Kalpitiya Dutch Fort
Sri Lanka has its own rich history and culture to display throughout the island, but it is also home to the remnants of various invasions from its past. The Kalpitiya Dutch Fort is one of many examples of these.
Kalpitiya was once a well-known trading hub for passing Arab merchants. In the mid-16th century, the Portuguese conquered the town and renamed it to Kardiv Island. Sri Lanka’s reigning monarch at the time, King Rajasinghe II from the Kingdom of Kandy, turned to the Dutch for help in retaking his land. However, after the Dutch invasion, the land was not returned back to the king. Instead, the Dutch began the construction of a fort which was completed in 1676. The location was a strategically important point that allowed the Dutch East India Company to control the Kingdom of Kandy’s external trade.
Highlights of the Fort and its Utilisation

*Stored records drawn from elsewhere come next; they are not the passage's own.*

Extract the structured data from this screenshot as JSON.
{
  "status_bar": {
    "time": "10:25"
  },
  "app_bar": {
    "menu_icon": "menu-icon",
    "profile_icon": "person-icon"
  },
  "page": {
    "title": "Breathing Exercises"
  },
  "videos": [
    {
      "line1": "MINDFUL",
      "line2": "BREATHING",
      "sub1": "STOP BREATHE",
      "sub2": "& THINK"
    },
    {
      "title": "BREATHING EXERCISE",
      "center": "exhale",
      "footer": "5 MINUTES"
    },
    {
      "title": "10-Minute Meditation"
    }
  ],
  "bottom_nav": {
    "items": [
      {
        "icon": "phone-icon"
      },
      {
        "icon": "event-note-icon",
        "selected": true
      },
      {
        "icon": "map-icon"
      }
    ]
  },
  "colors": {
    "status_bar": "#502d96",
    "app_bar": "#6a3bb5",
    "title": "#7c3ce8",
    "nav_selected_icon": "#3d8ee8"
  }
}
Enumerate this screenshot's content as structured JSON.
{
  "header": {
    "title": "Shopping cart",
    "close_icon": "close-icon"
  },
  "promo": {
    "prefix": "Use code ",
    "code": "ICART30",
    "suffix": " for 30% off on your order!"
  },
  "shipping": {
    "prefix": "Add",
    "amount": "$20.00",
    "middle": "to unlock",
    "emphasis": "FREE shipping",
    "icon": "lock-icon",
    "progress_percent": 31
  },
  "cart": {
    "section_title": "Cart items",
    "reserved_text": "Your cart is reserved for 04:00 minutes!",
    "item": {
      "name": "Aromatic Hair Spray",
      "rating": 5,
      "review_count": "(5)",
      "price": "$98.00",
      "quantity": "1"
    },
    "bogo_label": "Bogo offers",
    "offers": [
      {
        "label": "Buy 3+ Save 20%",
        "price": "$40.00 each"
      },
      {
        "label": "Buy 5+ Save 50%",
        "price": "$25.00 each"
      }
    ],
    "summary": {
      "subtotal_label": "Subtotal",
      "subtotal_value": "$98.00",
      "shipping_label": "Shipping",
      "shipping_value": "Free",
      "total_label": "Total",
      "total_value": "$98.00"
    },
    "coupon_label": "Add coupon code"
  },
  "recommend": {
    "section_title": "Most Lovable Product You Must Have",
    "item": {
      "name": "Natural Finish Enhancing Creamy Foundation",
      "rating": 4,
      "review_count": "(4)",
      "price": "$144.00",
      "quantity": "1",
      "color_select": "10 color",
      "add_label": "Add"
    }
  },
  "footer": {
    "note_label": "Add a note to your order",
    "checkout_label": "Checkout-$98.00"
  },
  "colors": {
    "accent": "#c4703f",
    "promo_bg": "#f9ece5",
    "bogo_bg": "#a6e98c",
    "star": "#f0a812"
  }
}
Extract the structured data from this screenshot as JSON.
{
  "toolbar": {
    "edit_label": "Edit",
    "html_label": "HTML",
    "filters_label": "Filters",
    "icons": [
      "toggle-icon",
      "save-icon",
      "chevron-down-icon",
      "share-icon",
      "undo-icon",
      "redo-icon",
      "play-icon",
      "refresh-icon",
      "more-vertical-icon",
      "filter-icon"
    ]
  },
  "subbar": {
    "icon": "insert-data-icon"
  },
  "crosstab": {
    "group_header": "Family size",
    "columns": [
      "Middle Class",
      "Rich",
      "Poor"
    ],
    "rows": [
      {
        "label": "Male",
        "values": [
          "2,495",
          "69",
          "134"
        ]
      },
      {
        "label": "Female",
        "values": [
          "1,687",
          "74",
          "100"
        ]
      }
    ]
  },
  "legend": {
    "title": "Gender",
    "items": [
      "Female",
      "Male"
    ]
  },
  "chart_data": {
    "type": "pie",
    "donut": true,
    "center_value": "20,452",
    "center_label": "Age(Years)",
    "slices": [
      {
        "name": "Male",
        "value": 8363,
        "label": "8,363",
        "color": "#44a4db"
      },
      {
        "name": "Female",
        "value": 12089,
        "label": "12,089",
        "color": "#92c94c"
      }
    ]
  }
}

The fort is a square-shaped structure with walls that reach up to 4 meters high, and it was constructed using coral and limestone from the surrounding area. It features bastions at each of its four corners. In 1795, the fort was taken over by the British, who occupied it until the mid-19th century in 1859. During Sri Lanka’s decades-long civil war, the fort was used as a base by the Sri Lankan Navy for its training and operational activity.